The Ohio State Buckeyes can be forgiven for not featuring tight end Jeremy Ruckert more in their offense. They have had an embarrassment of riches on their offense for as long as Ruckert has been on their roster. And it just makes sense to have your tight end be a third option — at best — when you have some of the skill position players the Buckeyes have boasted over the last four years.
But that could work out to the advantage of a team like the New York Giants. The Giants certainly need to add a long-term answer at tight end, and Ruckert has the skill set to be a complete tight end at the NFL level. Could the fact that he has been overshadowed on the Ohio State offense make him one of the great value picks in this year’s draft?
Prospect: Jeremy Ruckert (88)
Games Watched: vs. Indiana (2021), vs. Penn State (2021), vs. Michigan State (2021), vs. Michigan (2021)
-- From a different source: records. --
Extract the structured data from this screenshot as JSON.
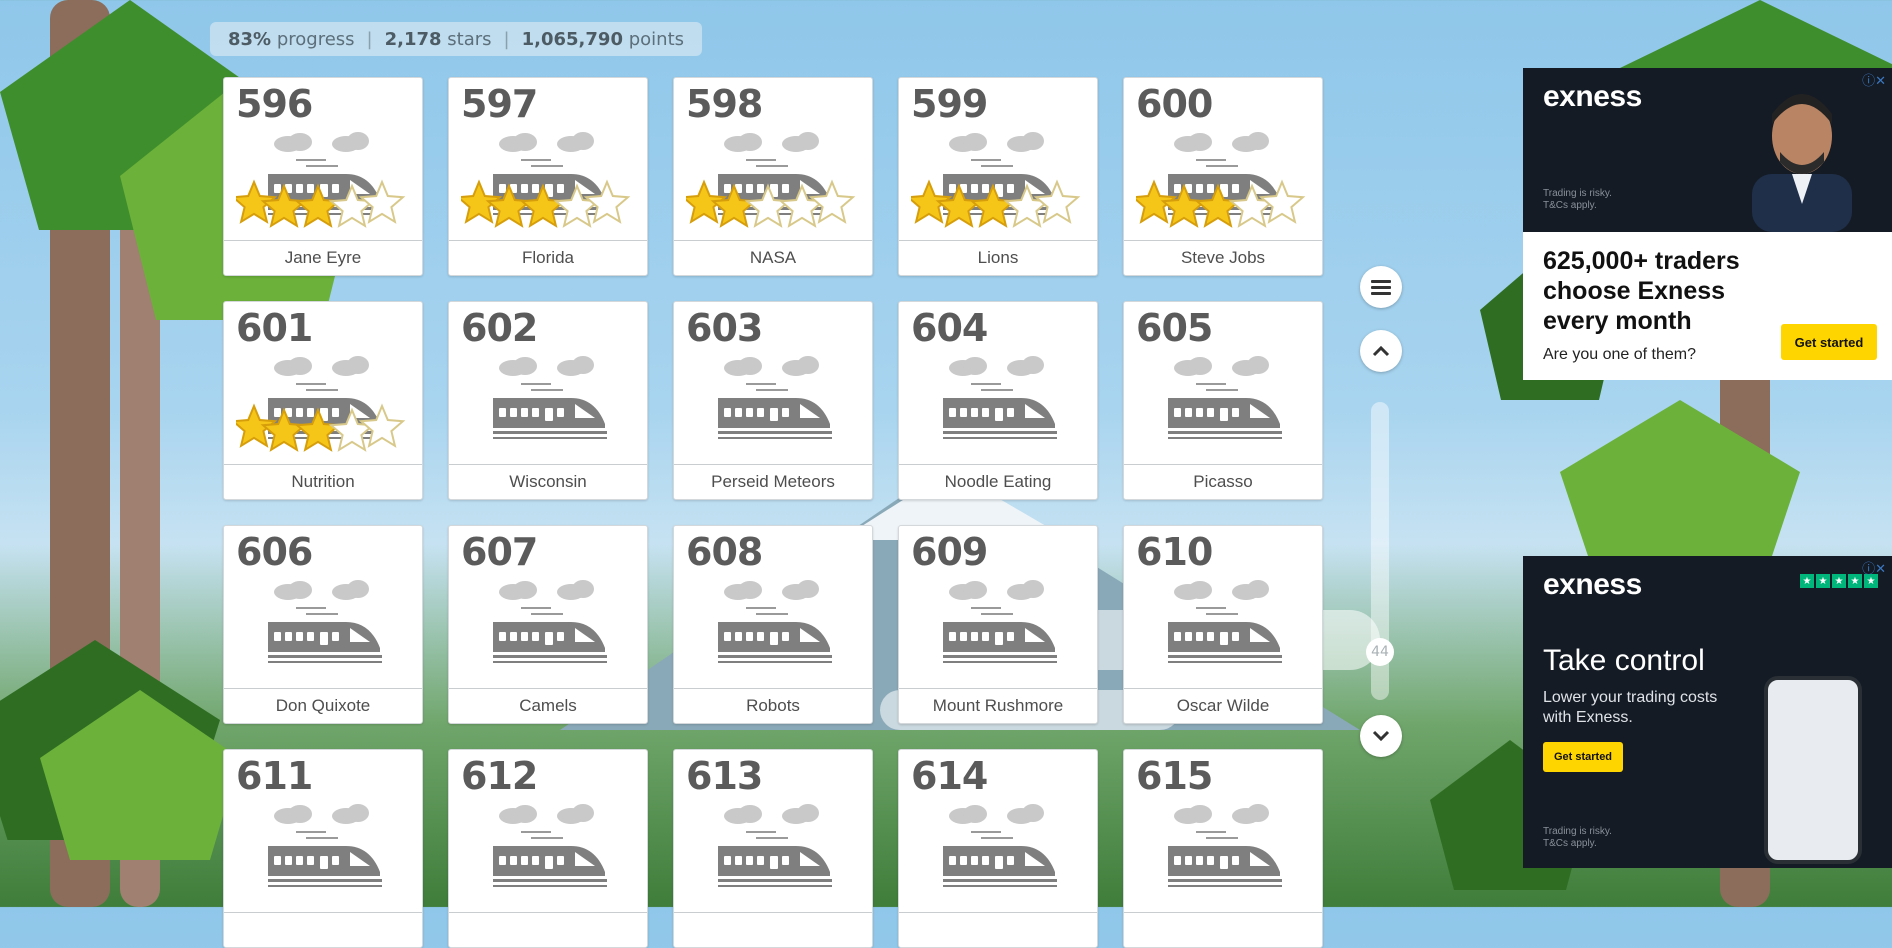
{
  "stats": {
    "progress_value": "83%",
    "progress_label": "progress",
    "stars_value": "2,178",
    "stars_label": "stars",
    "points_value": "1,065,790",
    "points_label": "points"
  },
  "levels": [
    {
      "number": "596",
      "title": "Jane Eyre",
      "stars": 3
    },
    {
      "number": "597",
      "title": "Florida",
      "stars": 3
    },
    {
      "number": "598",
      "title": "NASA",
      "stars": 2
    },
    {
      "number": "599",
      "title": "Lions",
      "stars": 3
    },
    {
      "number": "600",
      "title": "Steve Jobs",
      "stars": 3
    },
    {
      "number": "601",
      "title": "Nutrition",
      "stars": 3
    },
    {
      "number": "602",
      "title": "Wisconsin",
      "stars": 0
    },
    {
      "number": "603",
      "title": "Perseid Meteors",
      "stars": 0
    },
    {
      "number": "604",
      "title": "Noodle Eating",
      "stars": 0
    },
    {
      "number": "605",
      "title": "Picasso",
      "stars": 0
    },
    {
      "number": "606",
      "title": "Don Quixote",
      "stars": 0
    },
    {
      "number": "607",
      "title": "Camels",
      "stars": 0
    },
    {
      "number": "608",
      "title": "Robots",
      "stars": 0
    },
    {
      "number": "609",
      "title": "Mount Rushmore",
      "stars": 0
    },
    {
      "number": "610",
      "title": "Oscar Wilde",
      "stars": 0
    },
    {
      "number": "611",
      "title": "",
      "stars": 0
    },
    {
      "number": "612",
      "title": "",
      "stars": 0
    },
    {
      "number": "613",
      "title": "",
      "stars": 0
    },
    {
      "number": "614",
      "title": "",
      "stars": 0
    },
    {
      "number": "615",
      "title": "",
      "stars": 0
    }
  ],
  "controls": {
    "menu_icon": "hamburger-icon",
    "up_icon": "chevron-up-icon",
    "down_icon": "chevron-down-icon",
    "scroll_page": "44"
  },
  "ads": {
    "ad1": {
      "brand": "exness",
      "fine": "Trading is risky. T&Cs apply.",
      "headline": "625,000+ traders choose Exness every month",
      "sub": "Are you one of them?",
      "cta": "Get started"
    },
    "ad2": {
      "brand": "exness",
      "headline": "Take control",
      "sub": "Lower your trading costs with Exness.",
      "cta": "Get started",
      "fine": "Trading is risky. T&Cs apply."
    }
  },
  "colors": {
    "star_fill": "#f5c518",
    "accent_cta": "#ffd500",
    "trustpilot": "#00b67a"
  }
}
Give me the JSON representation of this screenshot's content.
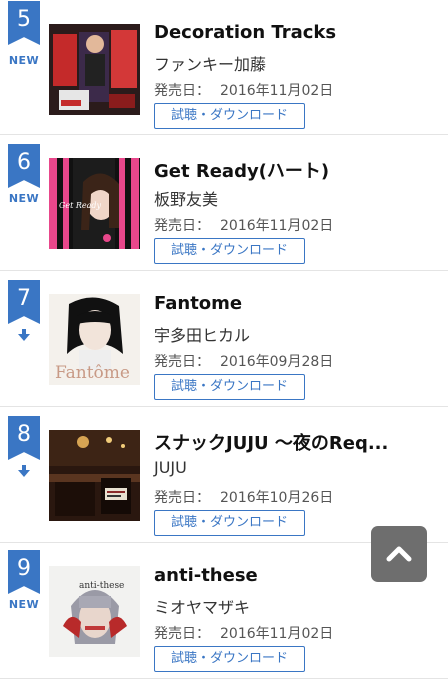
{
  "items": [
    {
      "rank": "5",
      "trend": "new",
      "trend_label": "NEW",
      "title": "Decoration Tracks",
      "artist": "ファンキー加藤",
      "release_label": "発売日：",
      "release_date": "2016年11月02日",
      "button_label": "試聴・ダウンロード"
    },
    {
      "rank": "6",
      "trend": "new",
      "trend_label": "NEW",
      "title": "Get Ready(ハート)",
      "artist": "板野友美",
      "release_label": "発売日：",
      "release_date": "2016年11月02日",
      "button_label": "試聴・ダウンロード"
    },
    {
      "rank": "7",
      "trend": "down",
      "trend_label": "",
      "title": "Fantome",
      "artist": "宇多田ヒカル",
      "release_label": "発売日：",
      "release_date": "2016年09月28日",
      "button_label": "試聴・ダウンロード"
    },
    {
      "rank": "8",
      "trend": "down",
      "trend_label": "",
      "title": "スナックJUJU ～夜のReq...",
      "artist": "JUJU",
      "release_label": "発売日：",
      "release_date": "2016年10月26日",
      "button_label": "試聴・ダウンロード"
    },
    {
      "rank": "9",
      "trend": "new",
      "trend_label": "NEW",
      "title": "anti-these",
      "artist": "ミオヤマザキ",
      "release_label": "発売日：",
      "release_date": "2016年11月02日",
      "button_label": "試聴・ダウンロード"
    }
  ],
  "covers": [
    {
      "icon": "album-cover-decoration-tracks",
      "text": ""
    },
    {
      "icon": "album-cover-get-ready",
      "text": "Get Ready"
    },
    {
      "icon": "album-cover-fantome",
      "text": "Fantôme"
    },
    {
      "icon": "album-cover-snack-juju",
      "text": ""
    },
    {
      "icon": "album-cover-anti-these",
      "text": "anti-these"
    }
  ],
  "scroll_top": {
    "icon": "chevron-up-icon"
  },
  "colors": {
    "accent": "#3a76c4",
    "scroll_button": "#6e6e6e",
    "divider": "#e4e4e4"
  }
}
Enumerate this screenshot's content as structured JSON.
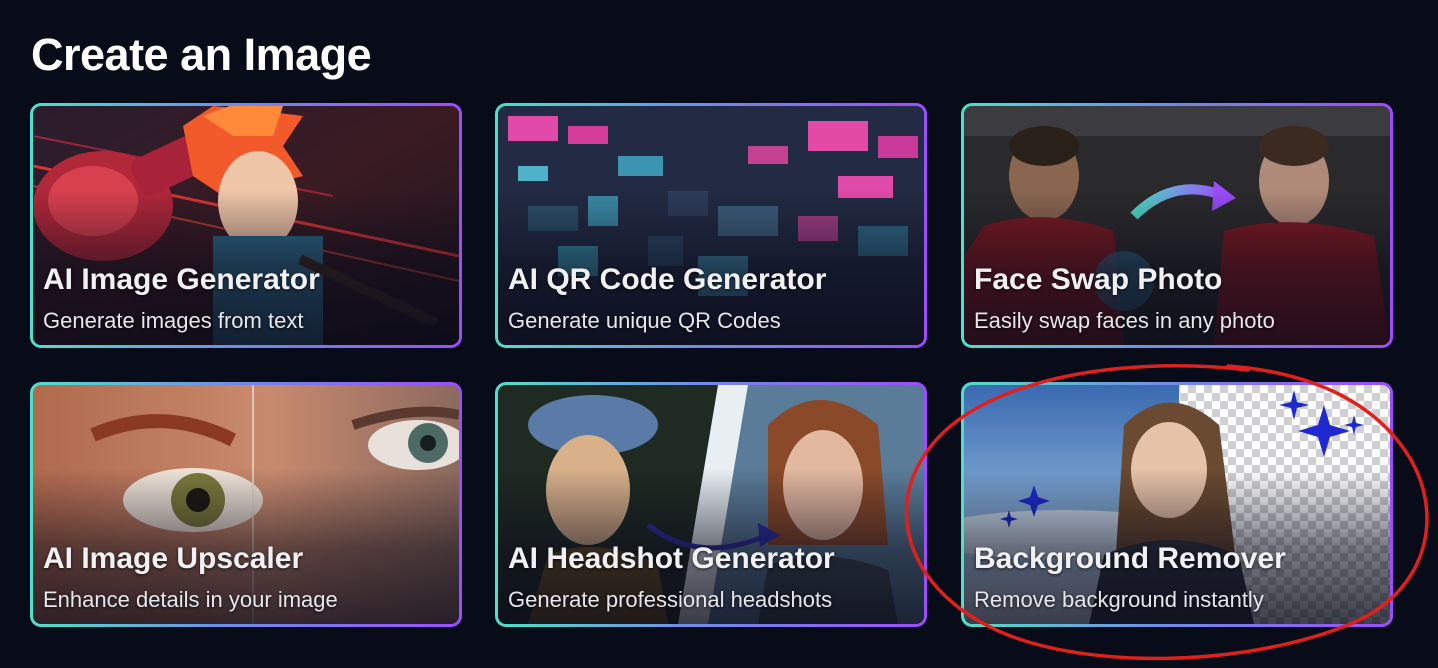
{
  "page": {
    "title": "Create an Image"
  },
  "cards": [
    {
      "title": "AI Image Generator",
      "subtitle": "Generate images from text"
    },
    {
      "title": "AI QR Code Generator",
      "subtitle": "Generate unique QR Codes"
    },
    {
      "title": "Face Swap Photo",
      "subtitle": "Easily swap faces in any photo"
    },
    {
      "title": "AI Image Upscaler",
      "subtitle": "Enhance details in your image"
    },
    {
      "title": "AI Headshot Generator",
      "subtitle": "Generate professional headshots"
    },
    {
      "title": "Background Remover",
      "subtitle": "Remove background instantly"
    }
  ],
  "colors": {
    "background": "#080b18",
    "border_start": "#4fe0c8",
    "border_end": "#9b4dfa",
    "annotation": "#e0201c"
  }
}
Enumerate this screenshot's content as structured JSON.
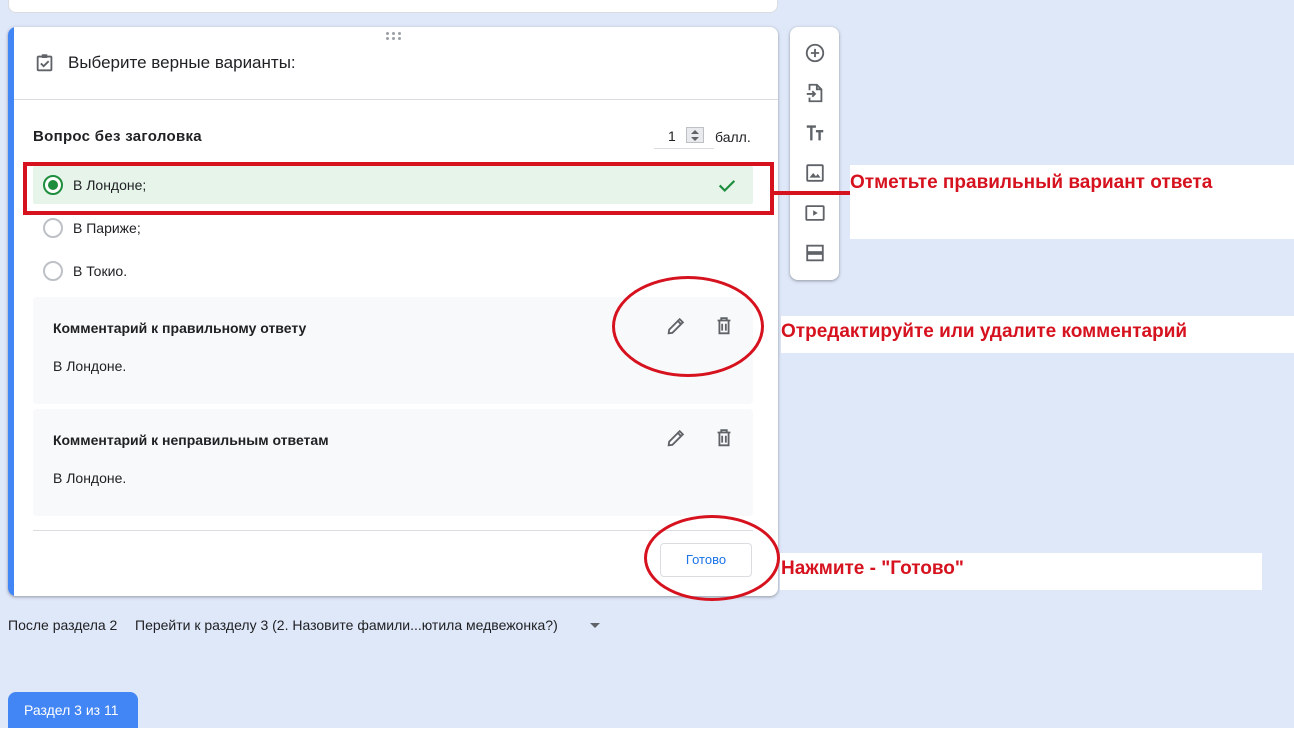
{
  "colors": {
    "accent": "#4285f4",
    "correct": "#1e8e3e",
    "correct_bg": "#e6f4ea",
    "annotation": "#d6121f",
    "page_bg": "#dfe8f9"
  },
  "card": {
    "header_icon": "checkbox-checked-icon",
    "header_title": "Выберите верные варианты:",
    "question_title": "Вопрос без заголовка",
    "points_value": "1",
    "points_label": "балл.",
    "options": [
      {
        "label": "В Лондоне;",
        "correct": true
      },
      {
        "label": "В Париже;",
        "correct": false
      },
      {
        "label": "В Токио.",
        "correct": false
      }
    ],
    "comments": [
      {
        "title": "Комментарий к правильному ответу",
        "text": "В Лондоне."
      },
      {
        "title": "Комментарий к неправильным ответам",
        "text": "В Лондоне."
      }
    ],
    "done_label": "Готово"
  },
  "toolbar": {
    "tools": [
      "add-question-icon",
      "import-questions-icon",
      "add-title-icon",
      "add-image-icon",
      "add-video-icon",
      "add-section-icon"
    ]
  },
  "section_nav": {
    "after_label": "После раздела 2",
    "goto_value": "Перейти к разделу 3 (2. Назовите фамили...ютила медвежонка?)"
  },
  "section_tab": "Раздел 3 из 11",
  "annotations": {
    "correct_answer": "Отметьте правильный вариант ответа",
    "edit_comment": "Отредактируйте или удалите комментарий",
    "press_done": "Нажмите - \"Готово\""
  }
}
Games Played: 26
Yards (YPC): 615 (11.4 per catch)
Games Played: 11
Yards (YPC): 309 (11.9 per catch)
Best: Size, functional athleticism, versatility, competitive toughness
Worst: Block accuracy, absolute athleticism
Projection: A starting tight end with scheme versatility
Ohio State tight end Jeremy Ruckert has a good blend of size, athleticism, play strength, and versatility to play the position at the NFL level.
Ruckert played out of a wide variety of alignments in the Ohio State offense. He lined up as both an in-line and detached tight end, in the backfield as an H-Back, as a slot receiver, and flexed out as a wide receiver. Additionally, he was often used in pre-snap motion, from one position to another, to help identify opposing coverage schemes, and he was even sent in jet motion prior to the snap.
Ruckert is an athletic receiver for a bigger tight end. He gets into his routes well, with little wasted motion off of the line of scrimmage. He has solid downfield speed and shows surprising savvy as a route runner. Ruckert ran routes from all of the positions he played, and executed those routes well. In particular, he does a good job of using his size and manipulating the stem of his routes to force defenders away from the intended receiving window. He is still capable of relatively sharp breaks, and uses the flares at the top of his routes to maximize his separation.
Ruckert is a solid catcher of the football, generally plucking the ball out of the air with his hands – as opposed to letting it into his chest plate – and does a good job of locating, tracking, and adjusting to the pass down the field. He also does a good job of turning to face his quarterback, giving him a square target on shorter passes.
Ruckert is an aggressive blocker in both the running game and pass protection. He has good play strength and generally solid technique to play with leverage and sustain his blocks. Ruckert is also capable of uncoiling his hips, striking, and driving defenders, occasionally knocking linebackers or defensive backs to the ground. He works to sustain his blocks and does a good job of delivering chip blocks when he releases into his routes.
While Ruckert is a good blocker when his blocks land, he can be frustratingly inconsistent in his accuracy. At times his hands land poorly and defenders are able to slip his blocks, while he can miss defenders entirely at other times. He can also be a bit slow off the snap on some plays, and occasionally loses track of defenders in chaotic situations.
Ruckert is also an athletic player for a 6-foot-5, 250-pound tight end, but he falls short of the upper echelons of tight end athleticism. He moves well and has solid long speed, but doesn’t appear to be an elite athlete in any one area.
Overall Grade: 7.5
Ohio State tight end Jeremy Ruckert has the skill-set and traits to develop into a starting tight end at the NFL level – or at the very least a very high quality “TE2” for teams that use a lot of 12-personnel groupings.
His size and blocking prowess suggest a classic “complete” tight end, but Ruckert’s experience and versatility should allow him to do just about anything his future offense will ask of him. While he has plenty of experience as an in-line or detached tight “Y” tight end, he also has plenty of experience as an H-Back, slot receiver, and wide receiver.
Ruckert isn’t a finished product yet, though he should be a solid contributor early in his career. He still needs to work on being more accurate in his blocks and improve his hand usage to better sustain his blocks.
Likewise, Ruckert can stand to improve as a receiver as well. This isn’t terribly surprising, as he was an almost complete afterthought in Ohio State’s passing offense. That isn’t a surprise given the caliber of receivers (and running backs) they routinely boast, but Ruckert would benefit from an increased role and more looks in the passing game.